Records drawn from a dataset
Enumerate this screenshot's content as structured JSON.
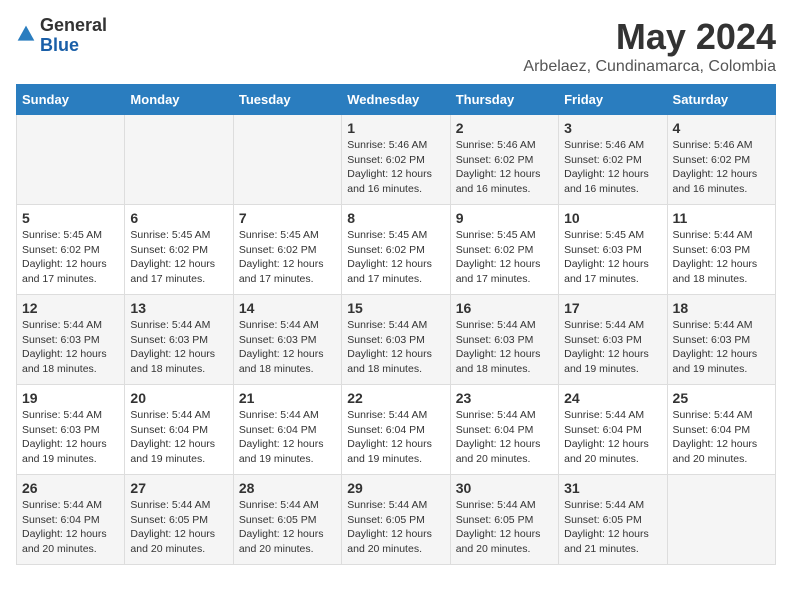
{
  "logo": {
    "general": "General",
    "blue": "Blue"
  },
  "title": "May 2024",
  "subtitle": "Arbelaez, Cundinamarca, Colombia",
  "headers": [
    "Sunday",
    "Monday",
    "Tuesday",
    "Wednesday",
    "Thursday",
    "Friday",
    "Saturday"
  ],
  "weeks": [
    [
      {
        "day": "",
        "info": ""
      },
      {
        "day": "",
        "info": ""
      },
      {
        "day": "",
        "info": ""
      },
      {
        "day": "1",
        "info": "Sunrise: 5:46 AM\nSunset: 6:02 PM\nDaylight: 12 hours\nand 16 minutes."
      },
      {
        "day": "2",
        "info": "Sunrise: 5:46 AM\nSunset: 6:02 PM\nDaylight: 12 hours\nand 16 minutes."
      },
      {
        "day": "3",
        "info": "Sunrise: 5:46 AM\nSunset: 6:02 PM\nDaylight: 12 hours\nand 16 minutes."
      },
      {
        "day": "4",
        "info": "Sunrise: 5:46 AM\nSunset: 6:02 PM\nDaylight: 12 hours\nand 16 minutes."
      }
    ],
    [
      {
        "day": "5",
        "info": "Sunrise: 5:45 AM\nSunset: 6:02 PM\nDaylight: 12 hours\nand 17 minutes."
      },
      {
        "day": "6",
        "info": "Sunrise: 5:45 AM\nSunset: 6:02 PM\nDaylight: 12 hours\nand 17 minutes."
      },
      {
        "day": "7",
        "info": "Sunrise: 5:45 AM\nSunset: 6:02 PM\nDaylight: 12 hours\nand 17 minutes."
      },
      {
        "day": "8",
        "info": "Sunrise: 5:45 AM\nSunset: 6:02 PM\nDaylight: 12 hours\nand 17 minutes."
      },
      {
        "day": "9",
        "info": "Sunrise: 5:45 AM\nSunset: 6:02 PM\nDaylight: 12 hours\nand 17 minutes."
      },
      {
        "day": "10",
        "info": "Sunrise: 5:45 AM\nSunset: 6:03 PM\nDaylight: 12 hours\nand 17 minutes."
      },
      {
        "day": "11",
        "info": "Sunrise: 5:44 AM\nSunset: 6:03 PM\nDaylight: 12 hours\nand 18 minutes."
      }
    ],
    [
      {
        "day": "12",
        "info": "Sunrise: 5:44 AM\nSunset: 6:03 PM\nDaylight: 12 hours\nand 18 minutes."
      },
      {
        "day": "13",
        "info": "Sunrise: 5:44 AM\nSunset: 6:03 PM\nDaylight: 12 hours\nand 18 minutes."
      },
      {
        "day": "14",
        "info": "Sunrise: 5:44 AM\nSunset: 6:03 PM\nDaylight: 12 hours\nand 18 minutes."
      },
      {
        "day": "15",
        "info": "Sunrise: 5:44 AM\nSunset: 6:03 PM\nDaylight: 12 hours\nand 18 minutes."
      },
      {
        "day": "16",
        "info": "Sunrise: 5:44 AM\nSunset: 6:03 PM\nDaylight: 12 hours\nand 18 minutes."
      },
      {
        "day": "17",
        "info": "Sunrise: 5:44 AM\nSunset: 6:03 PM\nDaylight: 12 hours\nand 19 minutes."
      },
      {
        "day": "18",
        "info": "Sunrise: 5:44 AM\nSunset: 6:03 PM\nDaylight: 12 hours\nand 19 minutes."
      }
    ],
    [
      {
        "day": "19",
        "info": "Sunrise: 5:44 AM\nSunset: 6:03 PM\nDaylight: 12 hours\nand 19 minutes."
      },
      {
        "day": "20",
        "info": "Sunrise: 5:44 AM\nSunset: 6:04 PM\nDaylight: 12 hours\nand 19 minutes."
      },
      {
        "day": "21",
        "info": "Sunrise: 5:44 AM\nSunset: 6:04 PM\nDaylight: 12 hours\nand 19 minutes."
      },
      {
        "day": "22",
        "info": "Sunrise: 5:44 AM\nSunset: 6:04 PM\nDaylight: 12 hours\nand 19 minutes."
      },
      {
        "day": "23",
        "info": "Sunrise: 5:44 AM\nSunset: 6:04 PM\nDaylight: 12 hours\nand 20 minutes."
      },
      {
        "day": "24",
        "info": "Sunrise: 5:44 AM\nSunset: 6:04 PM\nDaylight: 12 hours\nand 20 minutes."
      },
      {
        "day": "25",
        "info": "Sunrise: 5:44 AM\nSunset: 6:04 PM\nDaylight: 12 hours\nand 20 minutes."
      }
    ],
    [
      {
        "day": "26",
        "info": "Sunrise: 5:44 AM\nSunset: 6:04 PM\nDaylight: 12 hours\nand 20 minutes."
      },
      {
        "day": "27",
        "info": "Sunrise: 5:44 AM\nSunset: 6:05 PM\nDaylight: 12 hours\nand 20 minutes."
      },
      {
        "day": "28",
        "info": "Sunrise: 5:44 AM\nSunset: 6:05 PM\nDaylight: 12 hours\nand 20 minutes."
      },
      {
        "day": "29",
        "info": "Sunrise: 5:44 AM\nSunset: 6:05 PM\nDaylight: 12 hours\nand 20 minutes."
      },
      {
        "day": "30",
        "info": "Sunrise: 5:44 AM\nSunset: 6:05 PM\nDaylight: 12 hours\nand 20 minutes."
      },
      {
        "day": "31",
        "info": "Sunrise: 5:44 AM\nSunset: 6:05 PM\nDaylight: 12 hours\nand 21 minutes."
      },
      {
        "day": "",
        "info": ""
      }
    ]
  ]
}
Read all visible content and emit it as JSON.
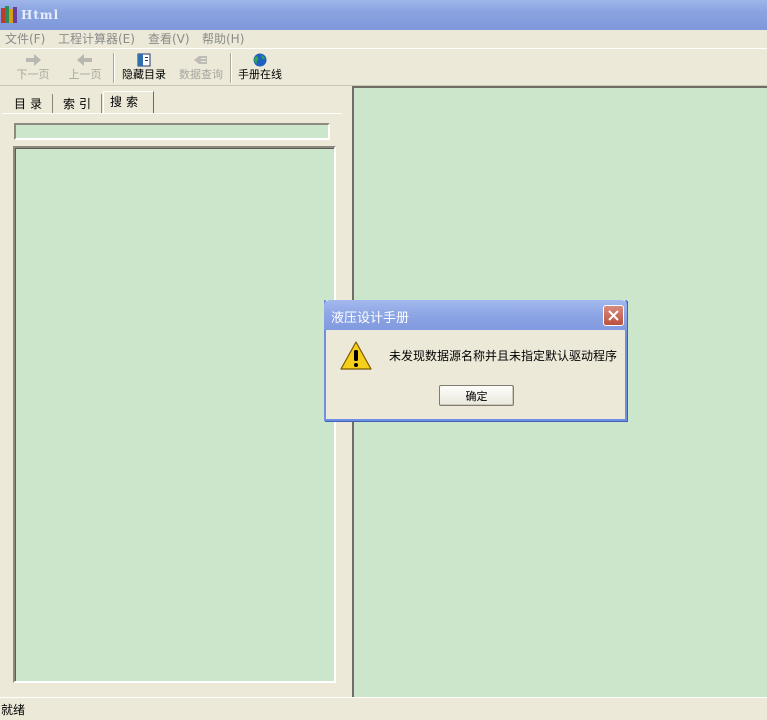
{
  "window": {
    "title": "Html"
  },
  "menu": {
    "file": "文件(F)",
    "calculator": "工程计算器(E)",
    "view": "查看(V)",
    "help": "帮助(H)"
  },
  "toolbar": {
    "next": "下一页",
    "prev": "上一页",
    "hide_toc": "隐藏目录",
    "data_query": "数据查询",
    "manual_online": "手册在线"
  },
  "tabs": {
    "toc": "目录",
    "index": "索引",
    "search": "搜索"
  },
  "search": {
    "value": ""
  },
  "status": {
    "text": "就绪"
  },
  "dialog": {
    "title": "液压设计手册",
    "message": "未发现数据源名称并且未指定默认驱动程序",
    "ok": "确定",
    "icon": "warning-icon"
  },
  "colors": {
    "content_bg": "#cce6cc",
    "window_bg": "#ece9d8",
    "titlebar": "#8aa3e0"
  }
}
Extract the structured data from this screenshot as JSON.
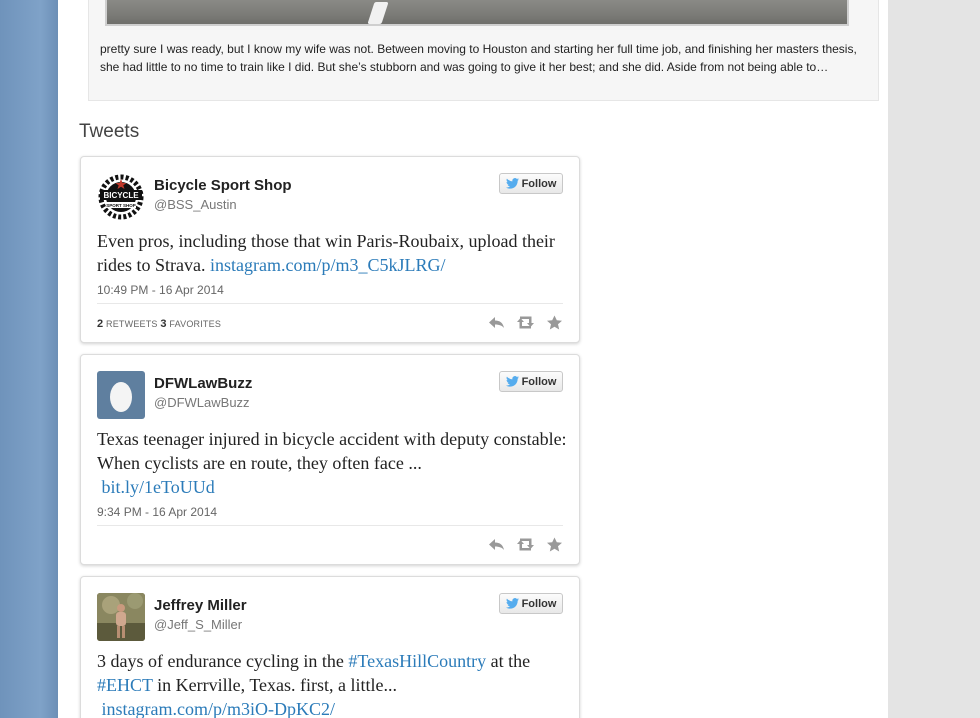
{
  "post": {
    "excerpt": "pretty sure I was ready, but I know my wife was not. Between moving to Houston and starting her full time job, and finishing her masters thesis, she had little to no time to train like I did. But she’s stubborn and was going to  give it her best; and she did. Aside from not being able to…"
  },
  "tweets_section": {
    "heading": "Tweets",
    "follow_label": "Follow",
    "retweets_label": "RETWEETS",
    "favorites_label": "FAVORITES",
    "items": [
      {
        "name": "Bicycle Sport Shop",
        "handle": "@BSS_Austin",
        "avatar_text_1": "BICYCLE",
        "avatar_text_2": "SPORT SHOP",
        "text": "Even pros, including those that win Paris-Roubaix, upload their rides to Strava. ",
        "link": "instagram.com/p/m3_C5kJLRG/",
        "timestamp": "10:49 PM - 16 Apr 2014",
        "retweets": "2",
        "favorites": "3"
      },
      {
        "name": "DFWLawBuzz",
        "handle": "@DFWLawBuzz",
        "text": "Texas teenager injured in bicycle accident with deputy constable: When cyclists are en route, they often face ...",
        "link": "bit.ly/1eToUUd",
        "timestamp": "9:34 PM - 16 Apr 2014"
      },
      {
        "name": "Jeffrey Miller",
        "handle": "@Jeff_S_Miller",
        "text_1": "3 days of endurance cycling in the ",
        "hashtag_1": "#TexasHillCountry",
        "text_2": " at the ",
        "hashtag_2": "#EHCT",
        "text_3": " in Kerrville, Texas. first, a little...",
        "link": "instagram.com/p/m3iO-DpKC2/"
      }
    ]
  },
  "colors": {
    "link": "#2b7bb9",
    "twitter_bird": "#55acee",
    "sidebar_left": "#7da0c4",
    "sidebar_right": "#e4e4e4",
    "egg_avatar_bg": "#5f7f9f"
  },
  "icons": [
    "twitter-bird-icon",
    "reply-icon",
    "retweet-icon",
    "favorite-star-icon"
  ]
}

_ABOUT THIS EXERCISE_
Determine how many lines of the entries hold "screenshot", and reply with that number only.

_ANSWER_
2